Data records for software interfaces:
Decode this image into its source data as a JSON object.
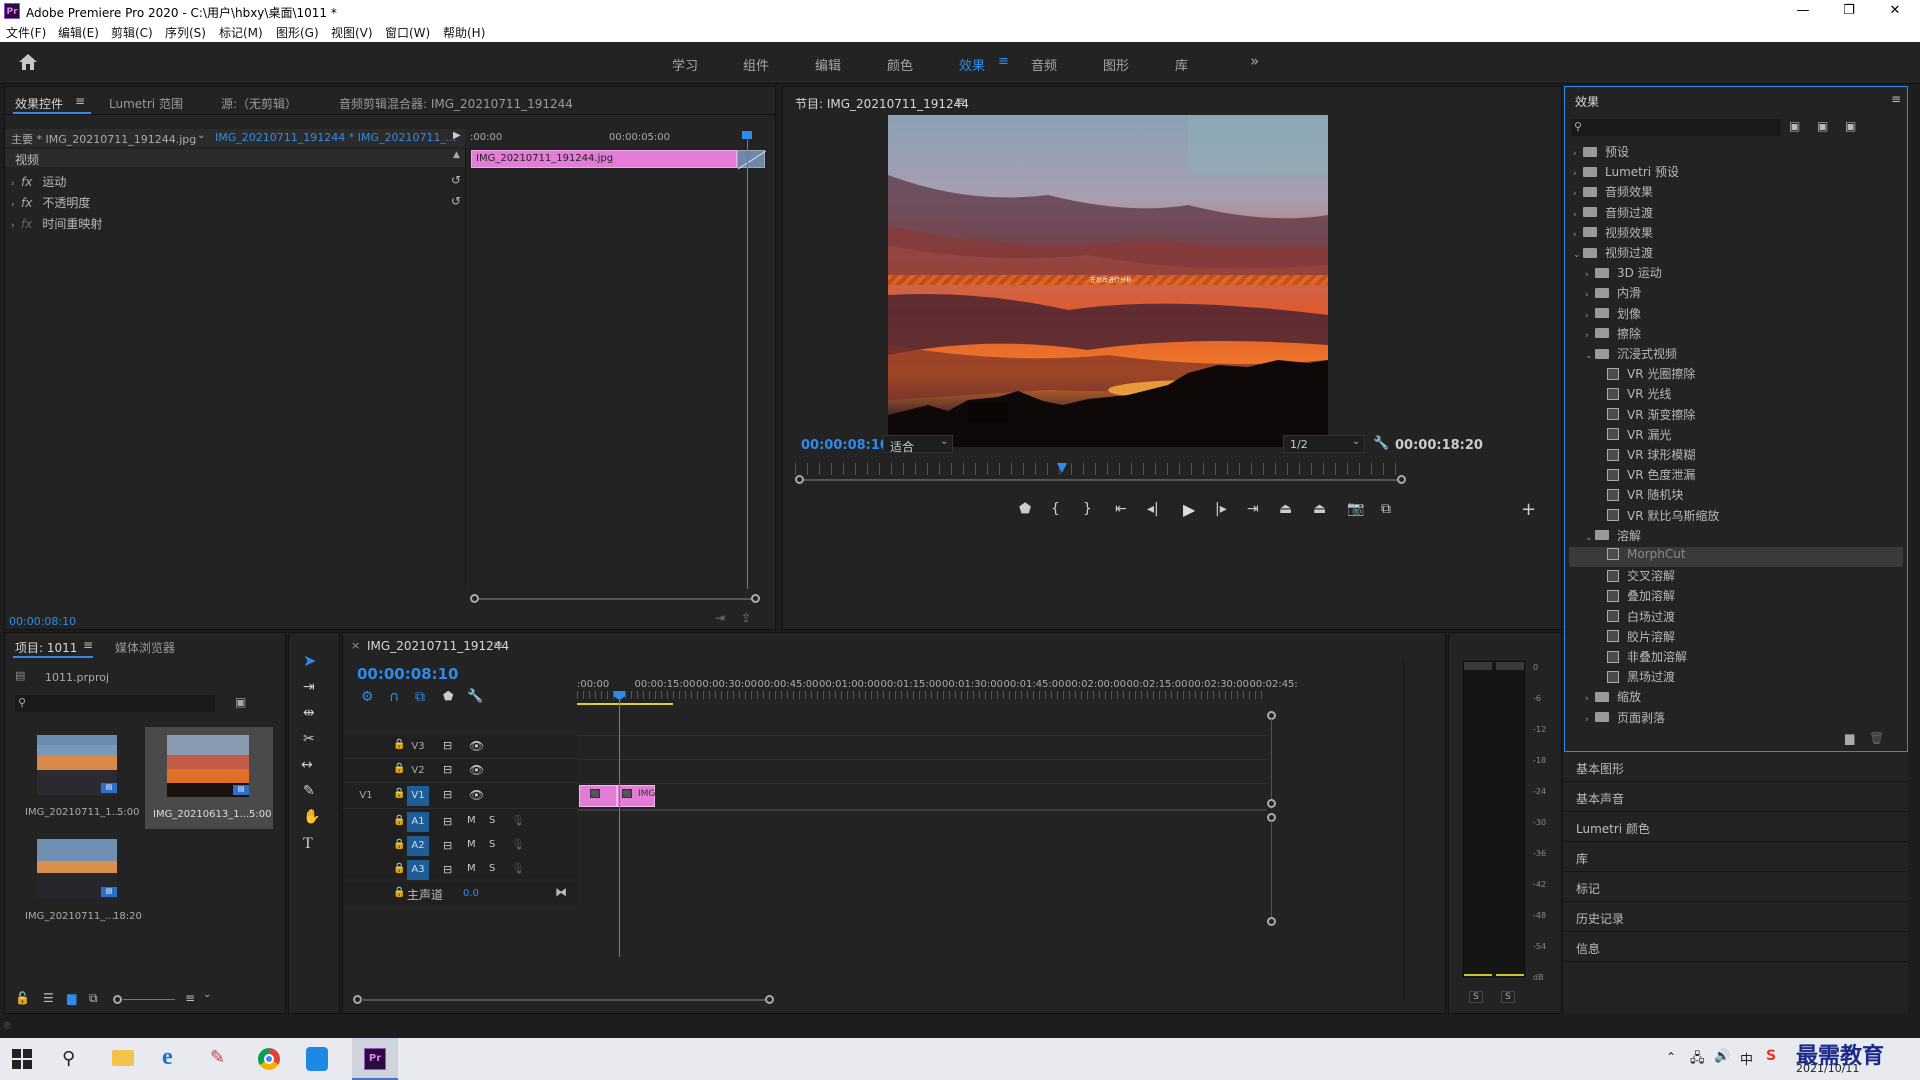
{
  "window": {
    "app_logo": "Pr",
    "title": "Adobe Premiere Pro 2020 - C:\\用户\\hbxy\\桌面\\1011 *",
    "controls": [
      "—",
      "❐",
      "✕"
    ]
  },
  "menu": [
    "文件(F)",
    "编辑(E)",
    "剪辑(C)",
    "序列(S)",
    "标记(M)",
    "图形(G)",
    "视图(V)",
    "窗口(W)",
    "帮助(H)"
  ],
  "workspaces": {
    "tabs": [
      "学习",
      "组件",
      "编辑",
      "颜色",
      "效果",
      "音频",
      "图形",
      "库"
    ],
    "active": "效果",
    "more": "»"
  },
  "effect_controls": {
    "tabs": [
      "效果控件",
      "Lumetri 范围",
      "源:（无剪辑）",
      "音频剪辑混合器: IMG_20210711_191244"
    ],
    "master_label": "主要 * IMG_20210711_191244.jpg",
    "sequence_label": "IMG_20210711_191244 * IMG_20210711_...",
    "ruler": [
      ":00:00",
      "00:00:05:00"
    ],
    "section_label": "视频",
    "clip_name": "IMG_20210711_191244.jpg",
    "effects": [
      {
        "fx": "fx",
        "name": "运动"
      },
      {
        "fx": "fx",
        "name": "不透明度"
      },
      {
        "fx": "fx",
        "name": "时间重映射"
      }
    ],
    "timecode": "00:00:08:10"
  },
  "program_monitor": {
    "title": "节目: IMG_20210711_191244",
    "overlay_text": "在后台进行分析",
    "timecode": "00:00:08:10",
    "fit": "适合",
    "quality": "1/2",
    "duration": "00:00:18:20"
  },
  "effects_panel": {
    "title": "效果",
    "search_placeholder": "",
    "tree": [
      {
        "level": 0,
        "arrow": "›",
        "type": "folder",
        "label": "预设"
      },
      {
        "level": 0,
        "arrow": "›",
        "type": "folder",
        "label": "Lumetri 预设"
      },
      {
        "level": 0,
        "arrow": "›",
        "type": "folder",
        "label": "音频效果"
      },
      {
        "level": 0,
        "arrow": "›",
        "type": "folder",
        "label": "音频过渡"
      },
      {
        "level": 0,
        "arrow": "›",
        "type": "folder",
        "label": "视频效果"
      },
      {
        "level": 0,
        "arrow": "⌄",
        "type": "folder",
        "label": "视频过渡"
      },
      {
        "level": 1,
        "arrow": "›",
        "type": "folder",
        "label": "3D 运动"
      },
      {
        "level": 1,
        "arrow": "›",
        "type": "folder",
        "label": "内滑"
      },
      {
        "level": 1,
        "arrow": "›",
        "type": "folder",
        "label": "划像"
      },
      {
        "level": 1,
        "arrow": "›",
        "type": "folder",
        "label": "擦除"
      },
      {
        "level": 1,
        "arrow": "⌄",
        "type": "folder",
        "label": "沉浸式视频"
      },
      {
        "level": 2,
        "arrow": "",
        "type": "fx",
        "label": "VR 光圈擦除"
      },
      {
        "level": 2,
        "arrow": "",
        "type": "fx",
        "label": "VR 光线"
      },
      {
        "level": 2,
        "arrow": "",
        "type": "fx",
        "label": "VR 渐变擦除"
      },
      {
        "level": 2,
        "arrow": "",
        "type": "fx",
        "label": "VR 漏光"
      },
      {
        "level": 2,
        "arrow": "",
        "type": "fx",
        "label": "VR 球形模糊"
      },
      {
        "level": 2,
        "arrow": "",
        "type": "fx",
        "label": "VR 色度泄漏"
      },
      {
        "level": 2,
        "arrow": "",
        "type": "fx",
        "label": "VR 随机块"
      },
      {
        "level": 2,
        "arrow": "",
        "type": "fx",
        "label": "VR 默比乌斯缩放"
      },
      {
        "level": 1,
        "arrow": "⌄",
        "type": "folder",
        "label": "溶解"
      },
      {
        "level": 2,
        "arrow": "",
        "type": "fx",
        "label": "MorphCut",
        "selected": true
      },
      {
        "level": 2,
        "arrow": "",
        "type": "fx",
        "label": "交叉溶解"
      },
      {
        "level": 2,
        "arrow": "",
        "type": "fx",
        "label": "叠加溶解"
      },
      {
        "level": 2,
        "arrow": "",
        "type": "fx",
        "label": "白场过渡"
      },
      {
        "level": 2,
        "arrow": "",
        "type": "fx",
        "label": "胶片溶解"
      },
      {
        "level": 2,
        "arrow": "",
        "type": "fx",
        "label": "非叠加溶解"
      },
      {
        "level": 2,
        "arrow": "",
        "type": "fx",
        "label": "黑场过渡"
      },
      {
        "level": 1,
        "arrow": "›",
        "type": "folder",
        "label": "缩放"
      },
      {
        "level": 1,
        "arrow": "›",
        "type": "folder",
        "label": "页面剥落"
      }
    ]
  },
  "side_panels": [
    "基本图形",
    "基本声音",
    "Lumetri 颜色",
    "库",
    "标记",
    "历史记录",
    "信息"
  ],
  "project": {
    "tabs": [
      "项目: 1011",
      "媒体浏览器"
    ],
    "file": "1011.prproj",
    "items": [
      {
        "name": "IMG_20210711_1...",
        "duration": "5:00"
      },
      {
        "name": "IMG_20210613_1...",
        "duration": "5:00"
      },
      {
        "name": "IMG_20210711_...",
        "duration": "18:20"
      }
    ]
  },
  "timeline": {
    "tab": "IMG_20210711_191244",
    "timecode": "00:00:08:10",
    "ruler": [
      ":00:00",
      "00:00:15:00",
      "00:00:30:00",
      "00:00:45:00",
      "00:01:00:00",
      "00:01:15:00",
      "00:01:30:00",
      "00:01:45:00",
      "00:02:00:00",
      "00:02:15:00",
      "00:02:30:00",
      "00:02:45:"
    ],
    "video_tracks": [
      "V3",
      "V2",
      "V1"
    ],
    "source_patch": "V1",
    "audio_tracks": [
      "A1",
      "A2",
      "A3"
    ],
    "master_label": "主声道",
    "master_value": "0.0",
    "clip_label": "IMG",
    "track_m": "M",
    "track_s": "S"
  },
  "meter": {
    "scale": [
      "0",
      "-6",
      "-12",
      "-18",
      "-24",
      "-30",
      "-36",
      "-42",
      "-48",
      "-54",
      "dB"
    ],
    "solo": [
      "S",
      "S"
    ]
  },
  "taskbar": {
    "date": "2021/10/11",
    "ime": "中",
    "watermark": "最需教育"
  },
  "colors": {
    "accent": "#2d8ceb",
    "clip_pink": "#e37cd6",
    "panel_bg": "#232323",
    "selected_row": "#3a3a3a"
  }
}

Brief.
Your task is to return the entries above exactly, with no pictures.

Solution for this task.
Decode this image into its source data as a JSON object.
{
  "window": {
    "app_logo": "Pr",
    "title": "Adobe Premiere Pro 2020 - C:\\用户\\hbxy\\桌面\\1011 *",
    "controls": [
      "—",
      "❐",
      "✕"
    ]
  },
  "menu": [
    "文件(F)",
    "编辑(E)",
    "剪辑(C)",
    "序列(S)",
    "标记(M)",
    "图形(G)",
    "视图(V)",
    "窗口(W)",
    "帮助(H)"
  ],
  "workspaces": {
    "tabs": [
      "学习",
      "组件",
      "编辑",
      "颜色",
      "效果",
      "音频",
      "图形",
      "库"
    ],
    "active": "效果",
    "more": "»"
  },
  "effect_controls": {
    "tabs": [
      "效果控件",
      "Lumetri 范围",
      "源:（无剪辑）",
      "音频剪辑混合器: IMG_20210711_191244"
    ],
    "master_label": "主要 * IMG_20210711_191244.jpg",
    "sequence_label": "IMG_20210711_191244 * IMG_20210711_...",
    "ruler": [
      ":00:00",
      "00:00:05:00"
    ],
    "section_label": "视频",
    "clip_name": "IMG_20210711_191244.jpg",
    "effects": [
      {
        "fx": "fx",
        "name": "运动"
      },
      {
        "fx": "fx",
        "name": "不透明度"
      },
      {
        "fx": "fx",
        "name": "时间重映射"
      }
    ],
    "timecode": "00:00:08:10"
  },
  "program_monitor": {
    "title": "节目: IMG_20210711_191244",
    "overlay_text": "在后台进行分析",
    "timecode": "00:00:08:10",
    "fit": "适合",
    "quality": "1/2",
    "duration": "00:00:18:20"
  },
  "effects_panel": {
    "title": "效果",
    "search_placeholder": "",
    "tree": [
      {
        "level": 0,
        "arrow": "›",
        "type": "folder",
        "label": "预设"
      },
      {
        "level": 0,
        "arrow": "›",
        "type": "folder",
        "label": "Lumetri 预设"
      },
      {
        "level": 0,
        "arrow": "›",
        "type": "folder",
        "label": "音频效果"
      },
      {
        "level": 0,
        "arrow": "›",
        "type": "folder",
        "label": "音频过渡"
      },
      {
        "level": 0,
        "arrow": "›",
        "type": "folder",
        "label": "视频效果"
      },
      {
        "level": 0,
        "arrow": "⌄",
        "type": "folder",
        "label": "视频过渡"
      },
      {
        "level": 1,
        "arrow": "›",
        "type": "folder",
        "label": "3D 运动"
      },
      {
        "level": 1,
        "arrow": "›",
        "type": "folder",
        "label": "内滑"
      },
      {
        "level": 1,
        "arrow": "›",
        "type": "folder",
        "label": "划像"
      },
      {
        "level": 1,
        "arrow": "›",
        "type": "folder",
        "label": "擦除"
      },
      {
        "level": 1,
        "arrow": "⌄",
        "type": "folder",
        "label": "沉浸式视频"
      },
      {
        "level": 2,
        "arrow": "",
        "type": "fx",
        "label": "VR 光圈擦除"
      },
      {
        "level": 2,
        "arrow": "",
        "type": "fx",
        "label": "VR 光线"
      },
      {
        "level": 2,
        "arrow": "",
        "type": "fx",
        "label": "VR 渐变擦除"
      },
      {
        "level": 2,
        "arrow": "",
        "type": "fx",
        "label": "VR 漏光"
      },
      {
        "level": 2,
        "arrow": "",
        "type": "fx",
        "label": "VR 球形模糊"
      },
      {
        "level": 2,
        "arrow": "",
        "type": "fx",
        "label": "VR 色度泄漏"
      },
      {
        "level": 2,
        "arrow": "",
        "type": "fx",
        "label": "VR 随机块"
      },
      {
        "level": 2,
        "arrow": "",
        "type": "fx",
        "label": "VR 默比乌斯缩放"
      },
      {
        "level": 1,
        "arrow": "⌄",
        "type": "folder",
        "label": "溶解"
      },
      {
        "level": 2,
        "arrow": "",
        "type": "fx",
        "label": "MorphCut",
        "selected": true
      },
      {
        "level": 2,
        "arrow": "",
        "type": "fx",
        "label": "交叉溶解"
      },
      {
        "level": 2,
        "arrow": "",
        "type": "fx",
        "label": "叠加溶解"
      },
      {
        "level": 2,
        "arrow": "",
        "type": "fx",
        "label": "白场过渡"
      },
      {
        "level": 2,
        "arrow": "",
        "type": "fx",
        "label": "胶片溶解"
      },
      {
        "level": 2,
        "arrow": "",
        "type": "fx",
        "label": "非叠加溶解"
      },
      {
        "level": 2,
        "arrow": "",
        "type": "fx",
        "label": "黑场过渡"
      },
      {
        "level": 1,
        "arrow": "›",
        "type": "folder",
        "label": "缩放"
      },
      {
        "level": 1,
        "arrow": "›",
        "type": "folder",
        "label": "页面剥落"
      }
    ]
  },
  "side_panels": [
    "基本图形",
    "基本声音",
    "Lumetri 颜色",
    "库",
    "标记",
    "历史记录",
    "信息"
  ],
  "project": {
    "tabs": [
      "项目: 1011",
      "媒体浏览器"
    ],
    "file": "1011.prproj",
    "items": [
      {
        "name": "IMG_20210711_1...",
        "duration": "5:00"
      },
      {
        "name": "IMG_20210613_1...",
        "duration": "5:00"
      },
      {
        "name": "IMG_20210711_...",
        "duration": "18:20"
      }
    ]
  },
  "timeline": {
    "tab": "IMG_20210711_191244",
    "timecode": "00:00:08:10",
    "ruler": [
      ":00:00",
      "00:00:15:00",
      "00:00:30:00",
      "00:00:45:00",
      "00:01:00:00",
      "00:01:15:00",
      "00:01:30:00",
      "00:01:45:00",
      "00:02:00:00",
      "00:02:15:00",
      "00:02:30:00",
      "00:02:45:"
    ],
    "video_tracks": [
      "V3",
      "V2",
      "V1"
    ],
    "source_patch": "V1",
    "audio_tracks": [
      "A1",
      "A2",
      "A3"
    ],
    "master_label": "主声道",
    "master_value": "0.0",
    "clip_label": "IMG",
    "track_m": "M",
    "track_s": "S"
  },
  "meter": {
    "scale": [
      "0",
      "-6",
      "-12",
      "-18",
      "-24",
      "-30",
      "-36",
      "-42",
      "-48",
      "-54",
      "dB"
    ],
    "solo": [
      "S",
      "S"
    ]
  },
  "taskbar": {
    "date": "2021/10/11",
    "ime": "中",
    "watermark": "最需教育"
  },
  "colors": {
    "accent": "#2d8ceb",
    "clip_pink": "#e37cd6",
    "panel_bg": "#232323",
    "selected_row": "#3a3a3a"
  }
}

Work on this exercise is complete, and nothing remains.